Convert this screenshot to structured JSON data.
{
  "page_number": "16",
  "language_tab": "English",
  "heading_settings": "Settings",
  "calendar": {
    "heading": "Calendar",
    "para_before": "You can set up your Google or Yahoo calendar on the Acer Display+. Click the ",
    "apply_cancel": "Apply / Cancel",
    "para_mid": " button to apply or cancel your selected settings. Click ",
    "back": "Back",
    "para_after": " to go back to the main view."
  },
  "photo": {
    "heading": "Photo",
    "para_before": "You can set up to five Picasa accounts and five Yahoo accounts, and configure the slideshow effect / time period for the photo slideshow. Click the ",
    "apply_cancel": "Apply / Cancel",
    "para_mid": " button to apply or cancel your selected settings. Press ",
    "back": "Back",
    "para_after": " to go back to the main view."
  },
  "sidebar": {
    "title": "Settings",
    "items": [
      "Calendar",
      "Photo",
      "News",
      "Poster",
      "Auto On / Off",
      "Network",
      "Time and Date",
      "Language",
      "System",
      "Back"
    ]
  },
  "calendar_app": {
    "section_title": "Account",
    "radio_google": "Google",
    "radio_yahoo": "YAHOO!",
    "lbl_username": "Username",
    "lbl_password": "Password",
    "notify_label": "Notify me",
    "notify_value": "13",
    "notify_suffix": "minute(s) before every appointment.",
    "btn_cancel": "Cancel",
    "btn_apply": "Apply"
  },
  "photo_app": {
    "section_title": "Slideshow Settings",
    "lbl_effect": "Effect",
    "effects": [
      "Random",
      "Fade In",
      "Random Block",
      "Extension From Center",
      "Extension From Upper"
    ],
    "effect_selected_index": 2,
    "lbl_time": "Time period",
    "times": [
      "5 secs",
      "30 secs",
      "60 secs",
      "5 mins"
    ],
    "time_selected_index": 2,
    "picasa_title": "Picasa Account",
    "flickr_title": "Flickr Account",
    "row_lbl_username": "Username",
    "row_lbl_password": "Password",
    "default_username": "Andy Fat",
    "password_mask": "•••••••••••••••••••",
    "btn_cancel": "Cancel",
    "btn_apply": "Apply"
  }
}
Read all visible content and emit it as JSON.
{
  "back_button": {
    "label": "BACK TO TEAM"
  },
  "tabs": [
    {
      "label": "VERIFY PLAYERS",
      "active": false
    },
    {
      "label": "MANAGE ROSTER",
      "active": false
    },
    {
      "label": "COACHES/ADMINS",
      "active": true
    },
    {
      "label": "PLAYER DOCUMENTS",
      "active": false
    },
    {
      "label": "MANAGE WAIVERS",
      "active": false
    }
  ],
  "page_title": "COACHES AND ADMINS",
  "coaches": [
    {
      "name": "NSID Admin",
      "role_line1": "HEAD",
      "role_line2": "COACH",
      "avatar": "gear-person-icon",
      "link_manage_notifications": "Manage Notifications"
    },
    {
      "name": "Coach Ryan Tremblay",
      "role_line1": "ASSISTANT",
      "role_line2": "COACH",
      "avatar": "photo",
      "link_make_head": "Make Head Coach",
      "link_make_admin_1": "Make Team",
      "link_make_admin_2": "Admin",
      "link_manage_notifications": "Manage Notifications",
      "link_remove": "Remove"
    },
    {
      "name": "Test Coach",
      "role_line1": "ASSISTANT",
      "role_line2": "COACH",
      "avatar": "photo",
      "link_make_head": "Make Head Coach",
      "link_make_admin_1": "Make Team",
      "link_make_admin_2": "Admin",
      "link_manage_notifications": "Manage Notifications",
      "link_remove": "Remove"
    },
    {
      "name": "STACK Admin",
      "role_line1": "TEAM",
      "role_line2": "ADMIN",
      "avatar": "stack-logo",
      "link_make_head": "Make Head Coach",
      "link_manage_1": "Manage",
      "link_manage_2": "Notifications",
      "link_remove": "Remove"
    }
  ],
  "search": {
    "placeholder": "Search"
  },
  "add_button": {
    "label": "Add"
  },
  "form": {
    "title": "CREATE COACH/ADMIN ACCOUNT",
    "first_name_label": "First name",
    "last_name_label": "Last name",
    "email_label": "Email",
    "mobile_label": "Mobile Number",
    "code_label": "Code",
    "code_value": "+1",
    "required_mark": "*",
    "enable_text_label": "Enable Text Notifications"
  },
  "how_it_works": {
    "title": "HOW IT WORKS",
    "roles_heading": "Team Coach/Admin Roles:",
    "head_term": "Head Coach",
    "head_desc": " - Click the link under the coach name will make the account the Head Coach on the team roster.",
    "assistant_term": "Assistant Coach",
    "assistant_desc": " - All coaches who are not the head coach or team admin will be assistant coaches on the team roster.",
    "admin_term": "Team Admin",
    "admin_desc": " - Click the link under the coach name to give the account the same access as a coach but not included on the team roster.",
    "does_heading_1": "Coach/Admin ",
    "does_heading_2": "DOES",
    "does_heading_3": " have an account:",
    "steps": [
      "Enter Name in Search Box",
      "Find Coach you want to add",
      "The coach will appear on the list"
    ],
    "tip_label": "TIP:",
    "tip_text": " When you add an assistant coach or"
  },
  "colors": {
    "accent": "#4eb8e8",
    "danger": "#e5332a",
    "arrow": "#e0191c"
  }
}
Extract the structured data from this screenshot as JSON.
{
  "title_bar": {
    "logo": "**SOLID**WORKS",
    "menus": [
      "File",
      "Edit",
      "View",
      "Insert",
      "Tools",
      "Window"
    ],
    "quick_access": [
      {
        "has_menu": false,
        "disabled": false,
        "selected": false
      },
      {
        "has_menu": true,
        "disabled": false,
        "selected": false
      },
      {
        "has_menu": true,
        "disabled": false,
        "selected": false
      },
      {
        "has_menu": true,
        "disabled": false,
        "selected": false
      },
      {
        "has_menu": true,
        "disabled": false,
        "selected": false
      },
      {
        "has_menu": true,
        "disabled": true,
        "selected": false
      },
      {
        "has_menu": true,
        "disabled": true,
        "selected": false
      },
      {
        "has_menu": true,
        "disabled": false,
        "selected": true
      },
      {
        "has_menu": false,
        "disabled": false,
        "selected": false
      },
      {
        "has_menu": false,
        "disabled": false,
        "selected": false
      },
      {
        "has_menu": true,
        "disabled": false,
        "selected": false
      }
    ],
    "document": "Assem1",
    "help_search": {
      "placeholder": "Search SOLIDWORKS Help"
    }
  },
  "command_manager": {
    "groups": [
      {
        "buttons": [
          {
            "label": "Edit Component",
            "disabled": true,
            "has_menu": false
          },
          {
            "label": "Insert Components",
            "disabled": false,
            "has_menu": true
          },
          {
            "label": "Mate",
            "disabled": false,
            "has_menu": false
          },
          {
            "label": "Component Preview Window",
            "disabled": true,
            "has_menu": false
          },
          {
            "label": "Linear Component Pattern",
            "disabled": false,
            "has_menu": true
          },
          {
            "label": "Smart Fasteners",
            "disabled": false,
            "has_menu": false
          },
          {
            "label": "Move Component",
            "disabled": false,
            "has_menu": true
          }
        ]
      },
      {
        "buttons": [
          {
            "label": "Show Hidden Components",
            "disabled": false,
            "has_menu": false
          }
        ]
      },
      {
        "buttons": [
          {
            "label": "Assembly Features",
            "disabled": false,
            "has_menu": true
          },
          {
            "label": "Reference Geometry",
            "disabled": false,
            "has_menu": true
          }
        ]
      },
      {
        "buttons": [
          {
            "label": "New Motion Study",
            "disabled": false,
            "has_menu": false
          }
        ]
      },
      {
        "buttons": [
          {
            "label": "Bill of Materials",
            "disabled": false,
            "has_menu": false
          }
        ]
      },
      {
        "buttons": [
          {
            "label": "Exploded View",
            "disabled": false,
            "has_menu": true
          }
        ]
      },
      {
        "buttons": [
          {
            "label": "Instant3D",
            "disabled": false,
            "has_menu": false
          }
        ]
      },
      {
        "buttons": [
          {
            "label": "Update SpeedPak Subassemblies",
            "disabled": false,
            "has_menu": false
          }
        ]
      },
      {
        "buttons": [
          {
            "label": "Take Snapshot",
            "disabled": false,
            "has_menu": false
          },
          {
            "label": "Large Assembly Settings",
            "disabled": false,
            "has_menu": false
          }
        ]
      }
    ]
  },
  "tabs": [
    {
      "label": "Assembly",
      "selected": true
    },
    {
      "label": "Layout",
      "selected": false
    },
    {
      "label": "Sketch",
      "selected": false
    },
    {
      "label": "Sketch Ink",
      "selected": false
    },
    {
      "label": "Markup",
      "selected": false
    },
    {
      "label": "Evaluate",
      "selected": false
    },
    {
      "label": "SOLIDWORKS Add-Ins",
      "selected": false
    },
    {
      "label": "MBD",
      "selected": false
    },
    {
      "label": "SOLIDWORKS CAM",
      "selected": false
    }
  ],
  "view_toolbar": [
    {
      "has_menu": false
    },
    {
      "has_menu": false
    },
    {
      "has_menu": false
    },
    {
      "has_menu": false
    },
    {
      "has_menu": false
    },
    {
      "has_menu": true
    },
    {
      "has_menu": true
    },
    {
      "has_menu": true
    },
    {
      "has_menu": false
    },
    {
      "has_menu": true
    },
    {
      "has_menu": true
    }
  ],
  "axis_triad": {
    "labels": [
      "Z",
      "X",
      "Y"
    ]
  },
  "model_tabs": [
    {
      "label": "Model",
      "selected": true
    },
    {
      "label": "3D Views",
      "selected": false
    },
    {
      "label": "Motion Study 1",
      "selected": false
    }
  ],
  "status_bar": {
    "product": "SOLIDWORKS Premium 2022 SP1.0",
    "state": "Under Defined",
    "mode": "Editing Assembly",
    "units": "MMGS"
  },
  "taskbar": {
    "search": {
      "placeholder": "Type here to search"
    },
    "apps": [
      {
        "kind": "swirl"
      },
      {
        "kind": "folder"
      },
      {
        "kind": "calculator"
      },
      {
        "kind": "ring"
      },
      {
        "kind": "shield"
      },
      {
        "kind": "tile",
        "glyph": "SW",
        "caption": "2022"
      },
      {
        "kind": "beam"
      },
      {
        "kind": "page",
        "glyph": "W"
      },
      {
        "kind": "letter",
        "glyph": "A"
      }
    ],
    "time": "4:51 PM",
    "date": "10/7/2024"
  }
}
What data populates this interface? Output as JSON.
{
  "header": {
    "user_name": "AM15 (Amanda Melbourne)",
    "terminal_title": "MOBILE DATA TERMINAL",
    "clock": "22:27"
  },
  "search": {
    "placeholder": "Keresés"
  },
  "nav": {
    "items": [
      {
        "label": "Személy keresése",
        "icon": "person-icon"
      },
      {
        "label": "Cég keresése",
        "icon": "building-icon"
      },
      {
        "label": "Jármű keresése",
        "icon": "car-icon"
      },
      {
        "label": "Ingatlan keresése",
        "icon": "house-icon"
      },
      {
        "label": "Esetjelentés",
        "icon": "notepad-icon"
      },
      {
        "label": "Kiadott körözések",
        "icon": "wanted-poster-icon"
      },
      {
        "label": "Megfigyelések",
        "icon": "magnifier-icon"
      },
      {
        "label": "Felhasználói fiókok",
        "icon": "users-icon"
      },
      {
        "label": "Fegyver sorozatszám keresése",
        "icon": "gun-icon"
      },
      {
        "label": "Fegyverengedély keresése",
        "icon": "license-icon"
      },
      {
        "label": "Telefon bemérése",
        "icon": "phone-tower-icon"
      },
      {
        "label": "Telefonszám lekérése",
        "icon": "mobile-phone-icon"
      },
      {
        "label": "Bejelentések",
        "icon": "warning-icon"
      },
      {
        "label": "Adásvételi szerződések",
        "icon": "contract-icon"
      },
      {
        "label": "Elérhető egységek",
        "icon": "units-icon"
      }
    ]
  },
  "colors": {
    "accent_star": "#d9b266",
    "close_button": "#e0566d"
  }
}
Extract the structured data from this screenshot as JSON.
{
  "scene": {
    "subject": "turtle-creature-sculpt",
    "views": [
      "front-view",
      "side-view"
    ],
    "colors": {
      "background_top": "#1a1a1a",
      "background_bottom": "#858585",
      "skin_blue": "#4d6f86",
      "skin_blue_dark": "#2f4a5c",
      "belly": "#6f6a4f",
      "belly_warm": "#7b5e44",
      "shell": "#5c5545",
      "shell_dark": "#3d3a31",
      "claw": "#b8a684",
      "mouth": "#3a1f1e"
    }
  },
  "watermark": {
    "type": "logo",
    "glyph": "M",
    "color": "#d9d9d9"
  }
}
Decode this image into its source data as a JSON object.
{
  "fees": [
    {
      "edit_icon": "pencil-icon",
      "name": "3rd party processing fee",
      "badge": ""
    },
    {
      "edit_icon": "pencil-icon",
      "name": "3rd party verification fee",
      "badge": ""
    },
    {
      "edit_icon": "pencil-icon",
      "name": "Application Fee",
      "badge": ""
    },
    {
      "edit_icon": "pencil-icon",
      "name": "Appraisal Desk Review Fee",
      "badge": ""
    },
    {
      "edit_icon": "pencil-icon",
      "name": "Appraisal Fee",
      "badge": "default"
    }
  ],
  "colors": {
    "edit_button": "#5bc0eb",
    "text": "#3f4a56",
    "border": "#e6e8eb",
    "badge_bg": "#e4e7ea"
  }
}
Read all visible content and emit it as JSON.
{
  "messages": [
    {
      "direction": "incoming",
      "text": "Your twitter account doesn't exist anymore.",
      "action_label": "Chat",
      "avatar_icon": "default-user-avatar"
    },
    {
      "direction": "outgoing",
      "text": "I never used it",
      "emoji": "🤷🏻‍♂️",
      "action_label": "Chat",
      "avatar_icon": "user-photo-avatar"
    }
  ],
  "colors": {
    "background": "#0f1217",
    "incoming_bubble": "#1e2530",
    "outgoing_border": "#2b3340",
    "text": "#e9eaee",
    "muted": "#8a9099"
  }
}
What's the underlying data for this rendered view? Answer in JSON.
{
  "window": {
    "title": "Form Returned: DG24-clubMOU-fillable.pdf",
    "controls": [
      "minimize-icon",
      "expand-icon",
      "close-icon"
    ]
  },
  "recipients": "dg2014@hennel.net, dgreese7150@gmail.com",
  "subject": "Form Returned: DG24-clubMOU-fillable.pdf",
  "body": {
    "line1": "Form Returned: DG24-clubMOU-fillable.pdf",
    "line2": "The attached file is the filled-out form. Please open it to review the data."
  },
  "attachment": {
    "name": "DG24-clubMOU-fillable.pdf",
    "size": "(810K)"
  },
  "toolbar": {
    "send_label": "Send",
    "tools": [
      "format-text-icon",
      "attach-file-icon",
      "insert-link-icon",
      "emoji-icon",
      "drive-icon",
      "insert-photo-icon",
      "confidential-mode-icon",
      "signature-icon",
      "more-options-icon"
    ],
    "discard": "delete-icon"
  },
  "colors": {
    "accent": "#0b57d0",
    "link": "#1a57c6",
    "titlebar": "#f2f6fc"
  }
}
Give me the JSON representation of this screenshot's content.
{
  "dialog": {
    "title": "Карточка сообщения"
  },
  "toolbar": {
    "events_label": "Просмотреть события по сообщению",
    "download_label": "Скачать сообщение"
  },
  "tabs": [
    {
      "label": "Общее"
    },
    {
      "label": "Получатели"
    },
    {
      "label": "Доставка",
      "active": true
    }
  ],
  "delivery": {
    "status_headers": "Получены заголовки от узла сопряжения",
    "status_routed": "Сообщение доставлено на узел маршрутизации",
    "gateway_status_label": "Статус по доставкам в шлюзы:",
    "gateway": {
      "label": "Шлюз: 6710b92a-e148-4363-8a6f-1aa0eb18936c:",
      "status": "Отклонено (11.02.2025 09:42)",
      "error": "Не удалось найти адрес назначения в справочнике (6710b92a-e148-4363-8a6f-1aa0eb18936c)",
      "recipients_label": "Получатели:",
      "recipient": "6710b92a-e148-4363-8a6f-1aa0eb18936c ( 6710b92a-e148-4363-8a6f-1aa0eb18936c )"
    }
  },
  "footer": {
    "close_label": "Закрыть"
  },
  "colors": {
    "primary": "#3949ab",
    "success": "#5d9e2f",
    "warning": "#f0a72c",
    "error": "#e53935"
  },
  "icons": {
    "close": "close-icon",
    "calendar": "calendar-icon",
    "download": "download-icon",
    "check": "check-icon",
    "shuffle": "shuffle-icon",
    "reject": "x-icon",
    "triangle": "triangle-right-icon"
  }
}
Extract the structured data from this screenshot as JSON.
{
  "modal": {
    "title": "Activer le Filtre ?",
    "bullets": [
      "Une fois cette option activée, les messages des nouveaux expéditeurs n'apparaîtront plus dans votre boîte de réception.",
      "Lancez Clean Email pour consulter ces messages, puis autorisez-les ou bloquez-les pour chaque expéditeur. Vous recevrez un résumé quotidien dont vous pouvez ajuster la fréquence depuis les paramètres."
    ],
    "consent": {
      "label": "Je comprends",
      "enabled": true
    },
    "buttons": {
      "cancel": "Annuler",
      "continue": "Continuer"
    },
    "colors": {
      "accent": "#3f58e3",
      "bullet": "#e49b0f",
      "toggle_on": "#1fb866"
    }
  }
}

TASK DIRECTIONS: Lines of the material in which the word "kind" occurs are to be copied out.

TASK RESULT:
        "kind": "swirl"
        "kind": "folder"
        "kind": "calculator"
        "kind": "ring"
        "kind": "shield"
        "kind": "tile",
        "kind": "beam"
        "kind": "page",
        "kind": "letter",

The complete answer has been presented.